ASSIGNED TASK
Search the material below for the word "label". Copy every line that has it.

PROVIDED ENTRIES
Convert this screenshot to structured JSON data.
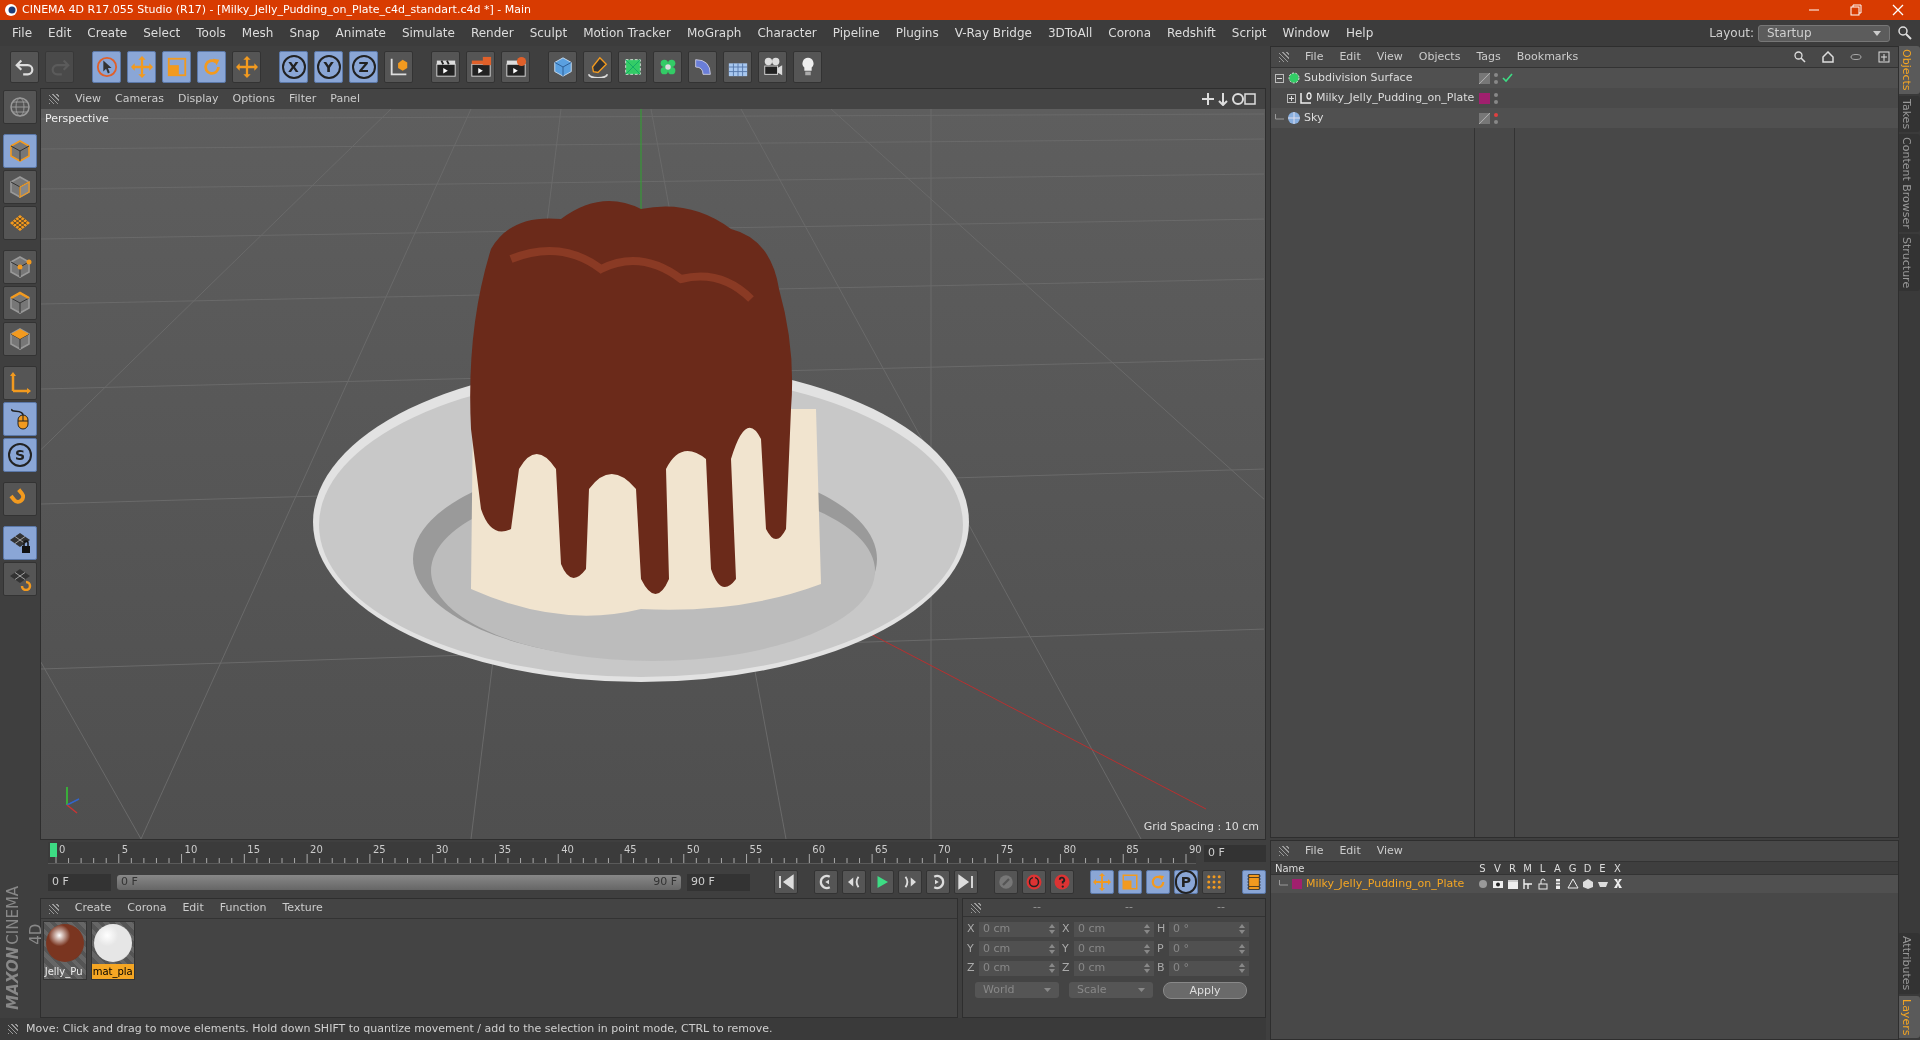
{
  "window": {
    "title": "CINEMA 4D R17.055 Studio (R17) - [Milky_Jelly_Pudding_on_Plate_c4d_standart.c4d *] - Main"
  },
  "menu": [
    "File",
    "Edit",
    "Create",
    "Select",
    "Tools",
    "Mesh",
    "Snap",
    "Animate",
    "Simulate",
    "Render",
    "Sculpt",
    "Motion Tracker",
    "MoGraph",
    "Character",
    "Pipeline",
    "Plugins",
    "V-Ray Bridge",
    "3DToAll",
    "Corona",
    "Redshift",
    "Script",
    "Window",
    "Help"
  ],
  "layout": {
    "label": "Layout:",
    "value": "Startup"
  },
  "toolbar": [
    {
      "active": false,
      "disabled": false
    },
    {
      "active": false,
      "disabled": true
    },
    {
      "active": true,
      "disabled": false
    },
    {
      "active": true,
      "disabled": false
    },
    {
      "active": true,
      "disabled": false
    },
    {
      "active": true,
      "disabled": false
    },
    {
      "active": false,
      "disabled": false
    },
    {
      "label": "X",
      "active": true,
      "disabled": false
    },
    {
      "label": "Y",
      "active": true,
      "disabled": false
    },
    {
      "label": "Z",
      "active": true,
      "disabled": false
    },
    {
      "active": false,
      "disabled": false
    },
    {
      "active": false,
      "disabled": false
    },
    {
      "active": false,
      "disabled": false
    },
    {
      "active": false,
      "disabled": false
    },
    {
      "active": false,
      "disabled": false
    },
    {
      "active": false,
      "disabled": false
    },
    {
      "active": false,
      "disabled": false
    },
    {
      "active": false,
      "disabled": false
    },
    {
      "active": false,
      "disabled": false
    },
    {
      "active": false,
      "disabled": false
    },
    {
      "active": false,
      "disabled": false
    },
    {
      "active": false,
      "disabled": false
    }
  ],
  "tools": [
    {
      "active": false
    },
    {
      "active": true
    },
    {
      "active": false
    },
    {
      "active": false
    },
    {
      "active": false
    },
    {
      "active": false
    },
    {
      "active": false
    },
    {
      "active": false
    },
    {
      "active": true
    },
    {
      "label": "S",
      "active": true
    },
    {
      "active": false
    },
    {
      "active": true
    },
    {
      "active": false
    }
  ],
  "viewport": {
    "menu": [
      "View",
      "Cameras",
      "Display",
      "Options",
      "Filter",
      "Panel"
    ],
    "camera": "Perspective",
    "grid_spacing": "Grid Spacing : 10 cm"
  },
  "timeline": {
    "ticks": [
      "0",
      "5",
      "10",
      "15",
      "20",
      "25",
      "30",
      "35",
      "40",
      "45",
      "50",
      "55",
      "60",
      "65",
      "70",
      "75",
      "80",
      "85",
      "90"
    ],
    "level": 0,
    "current": "0 F",
    "start": "0 F",
    "range": {
      "start": "0 F",
      "end": "90 F",
      "level": 1
    },
    "end": "90 F"
  },
  "transport": [
    {
      "active": false
    },
    {
      "active": false
    },
    {
      "active": false
    },
    {
      "active": false
    },
    {
      "active": false
    },
    {
      "active": false
    },
    {
      "active": false
    },
    {
      "active": false
    },
    {
      "active": false
    },
    {
      "active": false
    },
    {
      "active": true
    },
    {
      "active": true
    },
    {
      "active": true
    },
    {
      "label": "P",
      "active": true
    },
    {
      "active": false
    },
    {
      "active": true
    }
  ],
  "materials": {
    "menu": [
      "Create",
      "Corona",
      "Edit",
      "Function",
      "Texture"
    ],
    "items": [
      {
        "name": "Jelly_Pu",
        "selected": false,
        "color": "#7a3520"
      },
      {
        "name": "mat_pla",
        "selected": true,
        "color": "#e6e6e6"
      }
    ]
  },
  "brand": {
    "company": "MAXON",
    "product": "CINEMA 4D"
  },
  "coordinates": {
    "headers": [
      "--",
      "--",
      "--"
    ],
    "rows": [
      {
        "axis": "X",
        "position": "0 cm",
        "size_axis": "X",
        "size": "0 cm",
        "rot_axis": "H",
        "rotation": "0 °"
      },
      {
        "axis": "Y",
        "position": "0 cm",
        "size_axis": "Y",
        "size": "0 cm",
        "rot_axis": "P",
        "rotation": "0 °"
      },
      {
        "axis": "Z",
        "position": "0 cm",
        "size_axis": "Z",
        "size": "0 cm",
        "rot_axis": "B",
        "rotation": "0 °"
      }
    ],
    "mode": "World",
    "transform": "Scale",
    "apply": "Apply"
  },
  "status_bar": "Move: Click and drag to move elements. Hold down SHIFT to quantize movement / add to the selection in point mode, CTRL to remove.",
  "objects_panel": {
    "menu": [
      "File",
      "Edit",
      "View",
      "Objects",
      "Tags",
      "Bookmarks"
    ],
    "objects": [
      {
        "name": "Subdivision Surface",
        "kind": "subdivision",
        "expanded": true,
        "enabled": true,
        "editor_visible": true,
        "children": [
          {
            "name": "Milky_Jelly_Pudding_on_Plate",
            "kind": "null",
            "expanded": false,
            "editor_visible": true,
            "color": "#a0206e"
          }
        ]
      },
      {
        "name": "Sky",
        "kind": "sky",
        "editor_visible": false
      }
    ]
  },
  "layers_panel": {
    "menu": [
      "File",
      "Edit",
      "View"
    ],
    "columns": [
      "Name",
      "S",
      "V",
      "R",
      "M",
      "L",
      "A",
      "G",
      "D",
      "E",
      "X"
    ],
    "layers": [
      {
        "name": "Milky_Jelly_Pudding_on_Plate",
        "color": "#a0206e"
      }
    ]
  },
  "side_tabs": [
    {
      "label": "Objects",
      "selected": true
    },
    {
      "label": "Takes",
      "selected": false
    },
    {
      "label": "Content Browser",
      "selected": false
    },
    {
      "label": "Structure",
      "selected": false
    }
  ],
  "side_tabs_bottom": [
    {
      "label": "Attributes",
      "selected": false
    },
    {
      "label": "Layers",
      "selected": true
    }
  ]
}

SOLUTION FOR THIS PROBLEM
    "label": "Layout:",
      "label": "X",
      "label": "Y",
      "label": "Z",
      "label": "S",
      "label": "P",
      "label": "Objects",
      "label": "Takes",
      "label": "Content Browser",
      "label": "Structure",
      "label": "Attributes",
      "label": "Layers",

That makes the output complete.